I’m Natalie and my journey with artificial nutrition began way back in 2007 when, at the age of 25, tests showed I had Ulcerative Colitis (UC). I had just given birth to my second child, meaning I had two kids under the age of 2.
I assumed I would just be able to take a couple of tablets and be fine, but within 18 months my UC had got so bad I was hospitalised. Whilst in hospital my large bowel perforated and I had emergency surgery to remove it, saving my life.
I adjusted to life with a stoma, but it was hard, and I initially suffered with severe depression. My stoma used to block frequently and I needed a couple of revision surgeries, but even after those I was still having problems. I was also suffering with UC in the rectal stump and having repeated hospital admissions to try and control the flare ups. In 2012 things got so bad that my surgeon suggested I have my stoma reversed. I was referred to St Marks hospital and, in 2013, had the first operation to form a J-pouch out of my small intestine, followed by a second surgery in 2014 to take down the stoma and ‘join me back up’.
But again, things didn’t go to plan. There were complications during the first surgery and my bowel didn’t wake up properly after the second. As a result, a ten day stay in hospital turned into ten months! During this time it became clear that my bowel wasn’t working properly at all. It was no longer absorbing fluids, so I was constantly dehydrated, my electrolytes were all off kilter, I was losing weight and I was really poorly.
It was during this admission in 2014 that I had my first Hickman line and was started on TPN. Once I was stabilised and able to eat, I was moved off TPN onto IV fluids and discharged, having 2 litres of fluids a night, 7 nights a week. Sadly, as the years went on my health deteriorated further and I had to give up my job as a HR manager. We even had to move 150 miles from Hertfordshire back to Nottingham to be closer to family, as we were struggling to cope with 2 young children and the challenges my illness presented.

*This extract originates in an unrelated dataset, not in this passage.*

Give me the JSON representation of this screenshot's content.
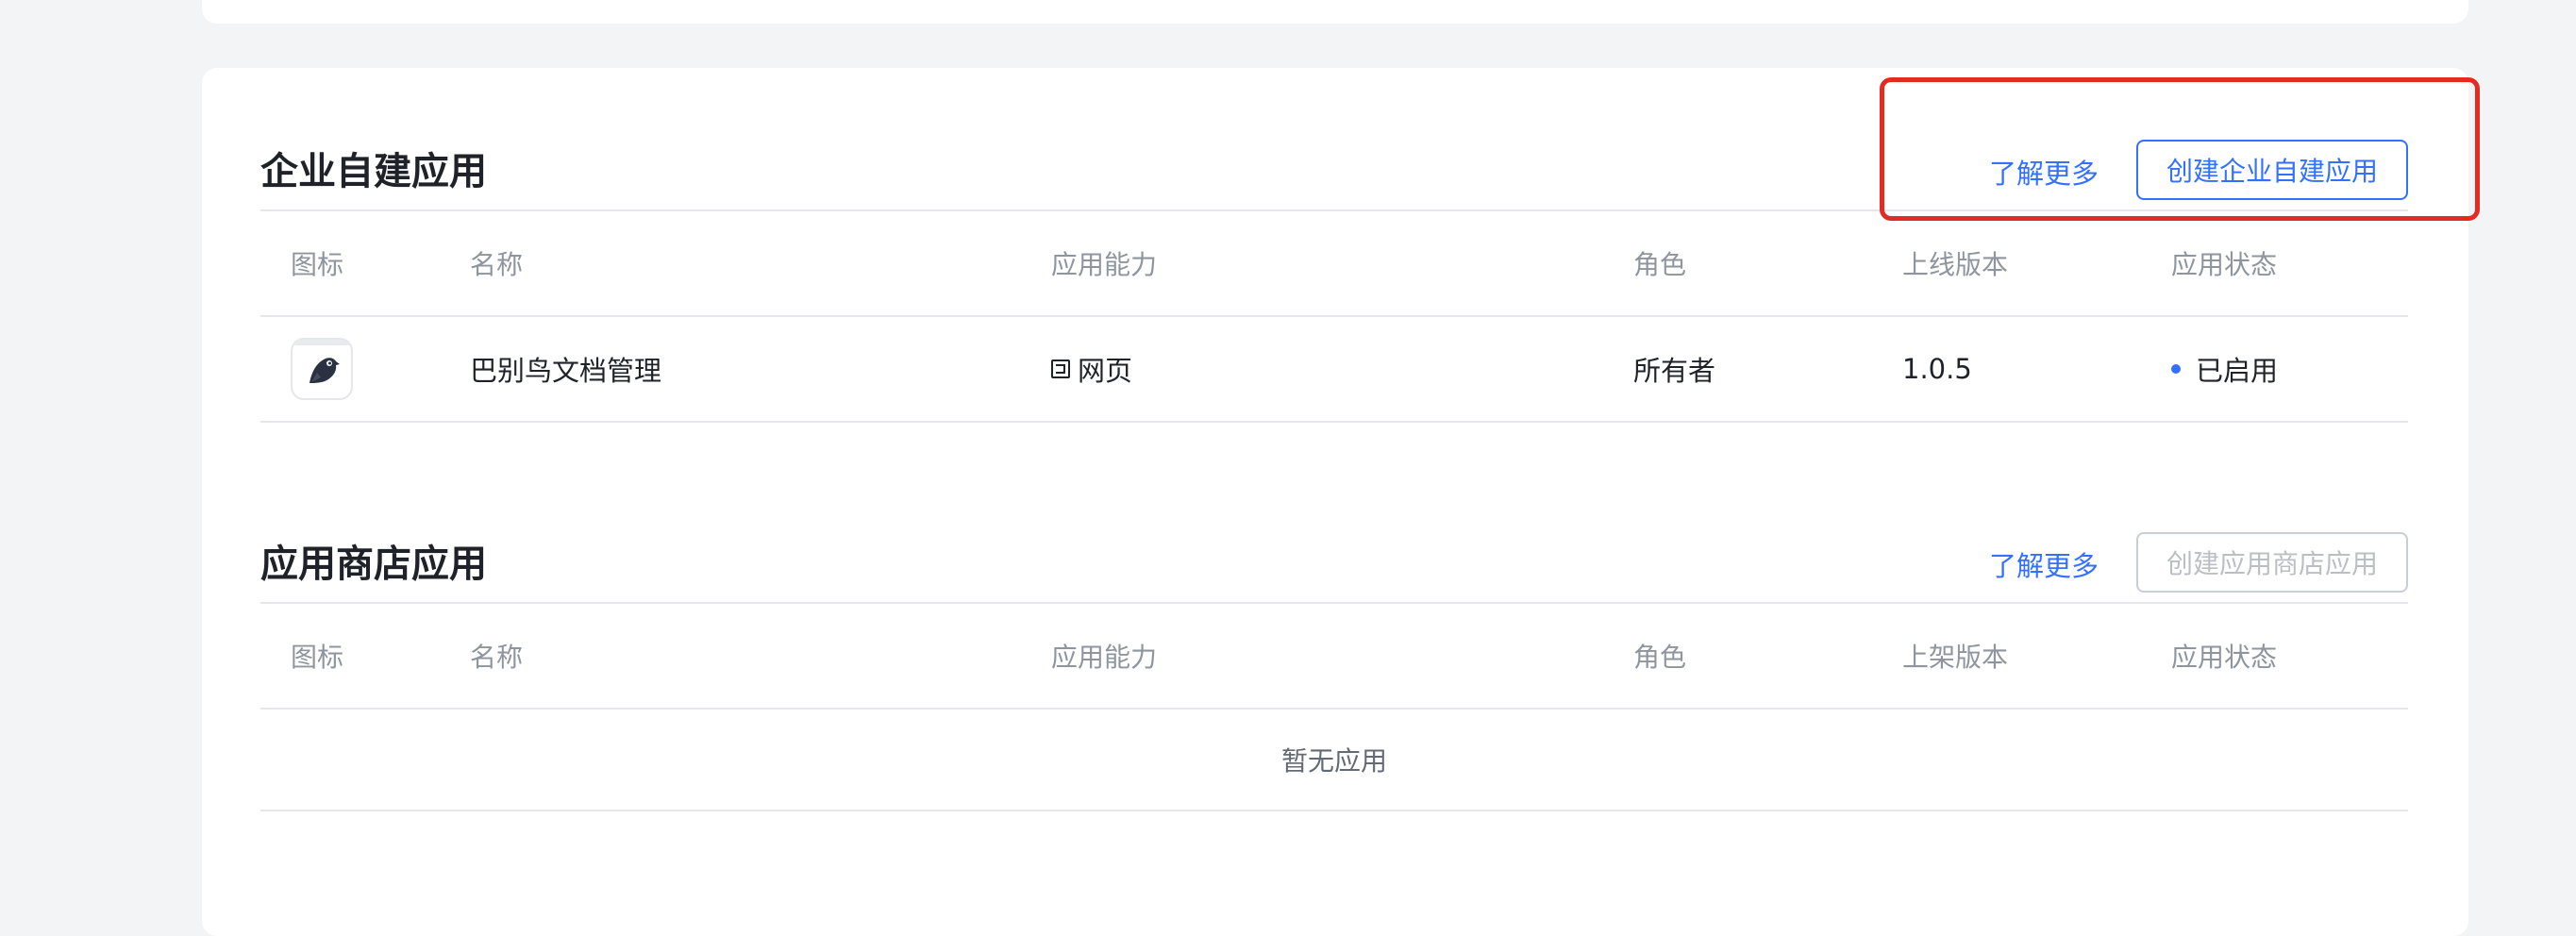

At the end of 2019 I started feeling really rubbish. I couldn’t eat without being in absolute agony and I was constantly tired. Some days I would sleep for 22 hours! When the world shut down with Covid in 2020 I didn’t even notice, as I was spending all day, every day in bed. I was too frightened to seek medical help as I didn’t want to be admitted to hospital during the pandemic, but I had no choice when I got an infection in my Hickman line. Over the last 8 years I’ve had multiple line infections and I’m currently on line number 15! Having sepsis is incredibly scary. Sometimes it feels like I’m living with a ticking time bomb in my chest – I can’t live without my line, but worry that one day it will end up killing me!
In 2020 I also suffered my first bowel obstruction and narrowly avoided surgery. While I was in hospital I needed to have a blood transfusion, as I had become very anaemic. They started me on TPN again, having become extremely malnourished from living on little more than a packet of Quavers a day for months on end. In the last 2 years I’ve had multiple bowel obstructions and been diagnosed with Crohn’s disease. Last year, my consultant advised me to stop eating as it was causing me so much pain and making the obstructions worse, so TPN has now become a permanent fixture in my life. I know some people are reluctant to go onto TPN, but for me it’s been a relief to finally get proper nutrition into my body, which in turn has made me healthier and stronger.
But nobody prepares you for the emotional side effects of TPN and not eating. I soon realised that almost every social event involves food and drink: parties, BBQs, birthdays, Christmas, mums’ nights out, picnics… the list is endless. I know that some people avoid these situations, but that wouldn’t work for me. I’ve spent so much time in hospital feeling isolated from everyone that when I’m home I want to join in with everything. As a result I’ve found that I do a lot of the cooking at home as it gives me a way to experience food without eating it. I still sit down at the table at dinner time as it’s one of the rare times we are all together as a family and it’s an opportunity for me to talk with my now teenage children.
One thing I really missed doing as a result of having a Hickman line was swimming. But I’ve recently discovered Cath-dry line dressings, specially designed for Hickman lines. When I go on holiday to Cornwall later this month I will be able to go swimming with my kids for the first time in 8 years.
This journey has been tough and it’s far from over. I’ve recently started on Adalimumab (Humira) to try and control my Crohn’s disease and I’m on the waiting list for further surgery. I’ve found writing about my experiences in my blog, More Than Just a Bag Lady
, to be helpful. It helps me process what I’m experiencing and allows friends and family to keep up to date with what’s happening without me having to go over it with each of them. This in turn has helped to protect my mental health, which has been as up and down as my physical health.
Living with inflammatory bowel disease and being on TPN 7 nights a week has certainly presented some challenges, and I have spent a lot of time being angry at how my life turned out. It wasn’t meant to be like this, and I often used to wonder ‘why me?’ Now, though, I realise that everyone has challenges to deal with, and instead I try to think ‘why not me?’ Changing the way I think about things has really helped me to accept my illness. I still have days where I’m so poorly I can’t get out of bed, but on my good days I’m determined to live life to the full and say yes to any opportunities that come my way!